This final section has the most pretentious title, but it is probably the most straightforward.
As we discussed some times already, to ensure reliability in event publishing, we need the events to be persisted in the same transaction as the actual changes. However, we don’t need to do anything very special.
SaveChanges, by default all the changes are persisted in a transaction, so all we need to do in our
SaveChangesAsync override is add the outbox messages to the context before invoking the base class’ implementation. We can see the complete (for now) implementation of
And with this we have both the user account related changes and the outbox messages persisted transactionally. If something goes wrong when persisting things, an exception is thrown and nothing is committed.
That does it for this episode. We took care of the persistence part of the transactional outbox pattern, creating a new table to store the events, as well as storing things transactionally.
The main topics we looked at:
- PostgreSQL and EF Core/Npgsql support for JSON columns (we barely scratched the surface though)
- Transactionally persist changes and outbox messages with EF Core
- Continue taking advantage of overriding
SaveChangesto centralize some logic
In the next episode, we’ll implement the outbox publisher, which will read the messages stored in the outbox table to publish to the event bus.

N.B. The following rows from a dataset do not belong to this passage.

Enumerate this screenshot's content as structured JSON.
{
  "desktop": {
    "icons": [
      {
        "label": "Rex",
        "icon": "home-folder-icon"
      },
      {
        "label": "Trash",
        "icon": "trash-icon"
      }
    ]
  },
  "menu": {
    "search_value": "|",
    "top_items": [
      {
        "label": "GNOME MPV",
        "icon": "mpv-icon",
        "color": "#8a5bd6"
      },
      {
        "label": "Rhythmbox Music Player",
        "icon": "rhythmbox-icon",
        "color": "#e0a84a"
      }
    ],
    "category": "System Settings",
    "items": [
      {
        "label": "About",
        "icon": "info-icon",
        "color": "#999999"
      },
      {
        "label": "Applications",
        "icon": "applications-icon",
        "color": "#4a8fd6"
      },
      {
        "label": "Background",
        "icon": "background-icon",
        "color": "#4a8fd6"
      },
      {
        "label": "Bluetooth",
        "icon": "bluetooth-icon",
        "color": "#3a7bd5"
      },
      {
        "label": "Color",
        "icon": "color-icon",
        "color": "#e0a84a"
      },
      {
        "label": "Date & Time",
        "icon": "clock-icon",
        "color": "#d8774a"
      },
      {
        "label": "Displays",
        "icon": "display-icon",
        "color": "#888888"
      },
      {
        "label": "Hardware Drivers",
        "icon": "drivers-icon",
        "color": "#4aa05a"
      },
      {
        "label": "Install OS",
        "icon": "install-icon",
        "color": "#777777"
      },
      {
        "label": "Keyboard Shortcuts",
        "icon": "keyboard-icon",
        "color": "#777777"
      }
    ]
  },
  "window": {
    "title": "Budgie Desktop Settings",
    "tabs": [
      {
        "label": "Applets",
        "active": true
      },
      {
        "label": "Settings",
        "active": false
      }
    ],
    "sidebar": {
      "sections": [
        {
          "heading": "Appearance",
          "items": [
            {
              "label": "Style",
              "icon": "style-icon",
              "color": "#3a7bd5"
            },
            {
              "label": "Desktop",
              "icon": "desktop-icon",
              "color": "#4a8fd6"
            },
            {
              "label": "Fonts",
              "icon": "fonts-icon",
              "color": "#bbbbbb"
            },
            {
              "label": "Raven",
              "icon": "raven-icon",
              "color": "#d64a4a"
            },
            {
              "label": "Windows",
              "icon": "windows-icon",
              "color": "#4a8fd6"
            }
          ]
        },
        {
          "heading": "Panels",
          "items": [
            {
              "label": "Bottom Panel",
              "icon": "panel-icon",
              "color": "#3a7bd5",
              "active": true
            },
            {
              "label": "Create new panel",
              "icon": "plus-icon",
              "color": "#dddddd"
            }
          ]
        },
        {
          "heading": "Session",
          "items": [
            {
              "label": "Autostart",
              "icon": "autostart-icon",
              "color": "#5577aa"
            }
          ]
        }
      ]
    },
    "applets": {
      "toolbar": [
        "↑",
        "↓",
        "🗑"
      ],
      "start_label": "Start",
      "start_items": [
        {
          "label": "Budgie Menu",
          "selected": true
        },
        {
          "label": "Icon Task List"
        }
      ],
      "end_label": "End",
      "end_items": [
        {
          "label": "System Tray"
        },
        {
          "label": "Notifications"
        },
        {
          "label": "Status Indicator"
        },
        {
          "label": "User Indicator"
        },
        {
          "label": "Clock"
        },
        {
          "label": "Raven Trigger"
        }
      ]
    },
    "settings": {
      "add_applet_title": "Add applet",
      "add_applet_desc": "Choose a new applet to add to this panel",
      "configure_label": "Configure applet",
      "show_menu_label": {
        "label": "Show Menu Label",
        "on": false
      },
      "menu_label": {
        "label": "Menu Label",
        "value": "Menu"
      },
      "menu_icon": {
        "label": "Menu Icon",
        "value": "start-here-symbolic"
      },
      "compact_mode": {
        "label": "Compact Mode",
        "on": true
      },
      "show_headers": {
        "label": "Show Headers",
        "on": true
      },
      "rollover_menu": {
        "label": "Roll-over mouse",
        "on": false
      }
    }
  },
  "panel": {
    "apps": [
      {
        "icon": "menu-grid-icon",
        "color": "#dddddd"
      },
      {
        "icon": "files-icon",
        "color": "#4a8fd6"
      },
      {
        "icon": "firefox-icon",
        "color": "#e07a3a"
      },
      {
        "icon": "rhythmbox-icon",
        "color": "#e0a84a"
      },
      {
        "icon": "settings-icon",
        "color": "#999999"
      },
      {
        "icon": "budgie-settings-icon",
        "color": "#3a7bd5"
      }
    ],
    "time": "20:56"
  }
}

Links in the post:
- PostgreSQL documentation: 8.14. JSON Types
- Marten - Polyglot Persistence for .NET Systems using the Rock Solid PostgreSQL Database
- Npgsql - .NET data provider for PostgreSQL
- Event-driven integration #1 - Intro to the transactional outbox pattern [ASPF02O|E040]
- Event-driven integration #2 - Inferring events from EF Core changes [ASPF02O|E041]
The source code for this post is in the Auth repository, tagged as
Sharing and feedback always appreciated!
Thanks for stopping by, cyaz!